73 W.E.B. Dubois Graduated from Harvard where he was the first African-American to earn a doctorate He became a professor of history, sociology, and economics at Atlanta University He founded the NAACP (National Association for the Advancement of Colored People) Fought for full equal rights for blacks

In 1909 a number of African Americans and prominent white reformers formed the National Association for the Advancement of Colored People The NAACP had 6,000 members by 1914 The goal of the organization was full equality among the races The means to achieve this was the court system 1964 Application

75 Socialism in America 27. Socialists believed that American workers not their bosses should own the nation’s industries. 28. Law enforcement authorities tried to silence the Socialists by jailing them. 29. Socialist Presidential candidate Eugene V. Debs was jailed and sentenced to prison for opposing the draft during World War I.

76 What is socialism? A socialist economic system consists of a system of production and distribution organized to directly satisfy economic demands and human needs, so that goods and services would be produced directly for use instead of for private profit driven by the accumulation of capital Socialism calls for public ownership of all major industries such as manufacturing, banking, energy companies, media services, transportation services, and medical services It tries to take power from those who hold the wealth of a country

77 Women suffragists 30. Suffragists were women who worked for women’s right to vote. The 19th Amendment to the Constitution outlawed denying the right to vote based on gender. Passed in 1920, women finally achieved a precious right that had been denied for a long time.

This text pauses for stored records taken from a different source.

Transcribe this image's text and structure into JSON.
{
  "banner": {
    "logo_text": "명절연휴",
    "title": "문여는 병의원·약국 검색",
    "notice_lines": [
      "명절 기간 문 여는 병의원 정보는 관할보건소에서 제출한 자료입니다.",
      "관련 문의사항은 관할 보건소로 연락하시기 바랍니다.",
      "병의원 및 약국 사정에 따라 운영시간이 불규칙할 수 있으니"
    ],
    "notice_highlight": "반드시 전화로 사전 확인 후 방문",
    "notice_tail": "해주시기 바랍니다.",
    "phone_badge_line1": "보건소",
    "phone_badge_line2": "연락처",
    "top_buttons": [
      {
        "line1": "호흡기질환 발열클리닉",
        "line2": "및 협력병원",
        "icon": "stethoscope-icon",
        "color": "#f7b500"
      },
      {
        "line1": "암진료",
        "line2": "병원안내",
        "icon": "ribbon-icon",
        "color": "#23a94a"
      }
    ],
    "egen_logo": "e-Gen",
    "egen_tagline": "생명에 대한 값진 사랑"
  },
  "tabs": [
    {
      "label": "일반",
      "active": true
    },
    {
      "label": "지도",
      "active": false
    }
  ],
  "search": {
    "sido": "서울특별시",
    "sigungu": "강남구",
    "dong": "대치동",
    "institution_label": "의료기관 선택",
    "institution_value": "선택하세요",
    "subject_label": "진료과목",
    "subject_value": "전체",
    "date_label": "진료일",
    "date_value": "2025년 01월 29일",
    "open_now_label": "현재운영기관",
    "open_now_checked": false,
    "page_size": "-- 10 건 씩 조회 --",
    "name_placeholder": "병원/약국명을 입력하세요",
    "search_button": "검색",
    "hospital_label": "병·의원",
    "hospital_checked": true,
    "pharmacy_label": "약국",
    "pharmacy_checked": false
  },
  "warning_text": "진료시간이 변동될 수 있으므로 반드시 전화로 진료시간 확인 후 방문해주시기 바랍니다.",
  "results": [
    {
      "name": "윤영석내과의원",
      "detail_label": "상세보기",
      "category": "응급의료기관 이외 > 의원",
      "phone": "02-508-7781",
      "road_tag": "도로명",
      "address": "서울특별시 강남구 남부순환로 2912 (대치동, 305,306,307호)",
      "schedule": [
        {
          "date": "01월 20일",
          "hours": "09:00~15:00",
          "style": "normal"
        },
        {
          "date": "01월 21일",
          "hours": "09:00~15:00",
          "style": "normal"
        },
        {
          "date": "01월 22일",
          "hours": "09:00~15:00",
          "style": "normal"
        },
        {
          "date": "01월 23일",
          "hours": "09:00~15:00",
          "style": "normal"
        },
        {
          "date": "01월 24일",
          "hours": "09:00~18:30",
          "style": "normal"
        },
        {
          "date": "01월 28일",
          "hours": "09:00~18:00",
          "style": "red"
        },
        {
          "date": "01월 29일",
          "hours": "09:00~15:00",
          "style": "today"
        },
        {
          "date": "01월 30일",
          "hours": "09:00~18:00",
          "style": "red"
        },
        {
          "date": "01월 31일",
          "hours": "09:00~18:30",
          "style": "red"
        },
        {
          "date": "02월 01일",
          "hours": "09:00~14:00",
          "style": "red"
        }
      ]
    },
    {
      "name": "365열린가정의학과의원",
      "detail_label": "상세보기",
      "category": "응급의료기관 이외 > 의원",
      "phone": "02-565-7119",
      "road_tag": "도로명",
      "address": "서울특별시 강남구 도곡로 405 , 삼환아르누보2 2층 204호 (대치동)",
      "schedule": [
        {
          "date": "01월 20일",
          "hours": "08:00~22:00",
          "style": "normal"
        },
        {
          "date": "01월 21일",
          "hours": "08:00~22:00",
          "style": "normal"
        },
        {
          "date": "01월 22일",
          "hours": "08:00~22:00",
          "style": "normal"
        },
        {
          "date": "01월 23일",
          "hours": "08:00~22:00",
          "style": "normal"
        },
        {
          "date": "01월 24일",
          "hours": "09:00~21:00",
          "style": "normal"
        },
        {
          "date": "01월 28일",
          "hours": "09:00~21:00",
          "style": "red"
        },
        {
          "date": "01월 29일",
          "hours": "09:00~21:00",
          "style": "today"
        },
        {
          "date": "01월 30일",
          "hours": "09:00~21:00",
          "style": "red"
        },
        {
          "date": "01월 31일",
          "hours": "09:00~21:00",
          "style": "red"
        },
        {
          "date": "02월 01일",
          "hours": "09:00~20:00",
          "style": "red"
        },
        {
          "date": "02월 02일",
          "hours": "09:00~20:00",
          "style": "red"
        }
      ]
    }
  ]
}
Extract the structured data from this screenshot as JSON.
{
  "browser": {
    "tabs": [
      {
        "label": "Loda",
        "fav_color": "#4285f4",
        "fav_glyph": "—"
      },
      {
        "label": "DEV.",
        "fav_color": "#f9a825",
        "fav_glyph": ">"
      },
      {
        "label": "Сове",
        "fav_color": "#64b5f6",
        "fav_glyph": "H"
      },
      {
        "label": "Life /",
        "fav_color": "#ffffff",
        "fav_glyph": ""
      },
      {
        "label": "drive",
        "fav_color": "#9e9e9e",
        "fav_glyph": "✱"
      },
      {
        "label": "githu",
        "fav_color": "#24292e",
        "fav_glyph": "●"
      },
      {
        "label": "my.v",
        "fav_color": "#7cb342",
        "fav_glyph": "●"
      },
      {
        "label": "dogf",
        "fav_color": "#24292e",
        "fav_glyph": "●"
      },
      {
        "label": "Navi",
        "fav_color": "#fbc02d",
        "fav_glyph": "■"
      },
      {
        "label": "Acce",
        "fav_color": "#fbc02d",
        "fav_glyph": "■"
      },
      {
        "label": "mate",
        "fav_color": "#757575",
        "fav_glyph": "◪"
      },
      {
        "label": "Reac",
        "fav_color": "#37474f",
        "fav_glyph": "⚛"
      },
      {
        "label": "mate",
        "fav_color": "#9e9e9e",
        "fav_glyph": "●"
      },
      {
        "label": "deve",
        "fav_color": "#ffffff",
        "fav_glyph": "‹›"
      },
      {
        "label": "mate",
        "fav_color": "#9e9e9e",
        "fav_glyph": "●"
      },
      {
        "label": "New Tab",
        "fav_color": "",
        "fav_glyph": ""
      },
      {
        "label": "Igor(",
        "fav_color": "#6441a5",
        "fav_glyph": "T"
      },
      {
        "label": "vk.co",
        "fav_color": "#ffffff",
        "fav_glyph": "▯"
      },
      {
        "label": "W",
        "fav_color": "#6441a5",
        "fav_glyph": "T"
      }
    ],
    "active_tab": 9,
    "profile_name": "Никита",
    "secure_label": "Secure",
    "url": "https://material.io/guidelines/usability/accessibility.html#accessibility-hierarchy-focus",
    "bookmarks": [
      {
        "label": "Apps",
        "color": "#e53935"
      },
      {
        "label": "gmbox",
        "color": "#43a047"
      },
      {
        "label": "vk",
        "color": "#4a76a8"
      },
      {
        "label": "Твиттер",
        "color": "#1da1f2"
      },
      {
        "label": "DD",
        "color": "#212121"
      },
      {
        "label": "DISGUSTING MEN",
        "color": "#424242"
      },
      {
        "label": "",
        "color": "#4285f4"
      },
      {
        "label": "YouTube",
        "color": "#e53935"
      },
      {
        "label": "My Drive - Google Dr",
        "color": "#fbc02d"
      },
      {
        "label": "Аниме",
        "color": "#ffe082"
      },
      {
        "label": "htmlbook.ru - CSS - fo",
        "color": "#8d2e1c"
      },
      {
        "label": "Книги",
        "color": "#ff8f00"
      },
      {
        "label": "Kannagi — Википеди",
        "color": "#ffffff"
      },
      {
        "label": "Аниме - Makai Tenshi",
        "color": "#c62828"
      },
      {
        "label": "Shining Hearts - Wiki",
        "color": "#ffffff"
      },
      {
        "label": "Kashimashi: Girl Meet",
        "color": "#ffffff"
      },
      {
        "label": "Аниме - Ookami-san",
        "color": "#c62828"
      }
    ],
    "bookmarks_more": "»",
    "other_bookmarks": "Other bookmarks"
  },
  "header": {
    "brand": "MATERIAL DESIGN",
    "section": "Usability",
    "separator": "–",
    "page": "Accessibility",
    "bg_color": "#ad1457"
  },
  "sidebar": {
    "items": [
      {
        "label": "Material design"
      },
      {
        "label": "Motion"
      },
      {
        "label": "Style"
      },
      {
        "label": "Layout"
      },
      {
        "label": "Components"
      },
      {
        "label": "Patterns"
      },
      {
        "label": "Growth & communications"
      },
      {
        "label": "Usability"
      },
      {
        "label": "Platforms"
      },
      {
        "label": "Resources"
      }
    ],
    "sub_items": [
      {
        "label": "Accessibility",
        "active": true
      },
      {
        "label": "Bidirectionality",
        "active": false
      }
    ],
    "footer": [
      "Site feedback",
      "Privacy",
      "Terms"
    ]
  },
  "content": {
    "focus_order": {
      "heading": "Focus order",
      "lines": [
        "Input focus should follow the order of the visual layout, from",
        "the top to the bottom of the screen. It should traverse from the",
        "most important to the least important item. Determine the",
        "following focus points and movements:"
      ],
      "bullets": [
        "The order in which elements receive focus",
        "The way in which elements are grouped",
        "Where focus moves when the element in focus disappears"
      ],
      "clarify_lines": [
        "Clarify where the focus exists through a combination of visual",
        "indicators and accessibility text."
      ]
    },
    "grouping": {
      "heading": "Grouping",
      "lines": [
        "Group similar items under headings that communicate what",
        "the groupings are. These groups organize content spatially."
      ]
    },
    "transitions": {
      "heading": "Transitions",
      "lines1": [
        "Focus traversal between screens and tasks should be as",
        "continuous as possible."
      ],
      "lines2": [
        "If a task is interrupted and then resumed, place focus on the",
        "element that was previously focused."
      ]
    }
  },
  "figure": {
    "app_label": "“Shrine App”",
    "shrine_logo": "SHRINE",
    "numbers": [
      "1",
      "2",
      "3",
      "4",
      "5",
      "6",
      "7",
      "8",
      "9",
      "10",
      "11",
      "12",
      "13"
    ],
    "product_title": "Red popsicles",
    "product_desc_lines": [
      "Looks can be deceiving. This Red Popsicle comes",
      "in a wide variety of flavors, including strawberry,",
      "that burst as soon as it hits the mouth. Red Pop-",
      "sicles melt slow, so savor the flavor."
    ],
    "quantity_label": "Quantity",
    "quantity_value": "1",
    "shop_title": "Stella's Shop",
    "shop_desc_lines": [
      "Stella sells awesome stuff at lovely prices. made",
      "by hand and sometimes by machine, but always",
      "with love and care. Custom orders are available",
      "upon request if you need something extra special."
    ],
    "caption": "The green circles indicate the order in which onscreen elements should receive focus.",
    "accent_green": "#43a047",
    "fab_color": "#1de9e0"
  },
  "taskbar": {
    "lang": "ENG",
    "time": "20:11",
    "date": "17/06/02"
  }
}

Download ppt "The Progressive Era."

Similar presentations

Ads by Google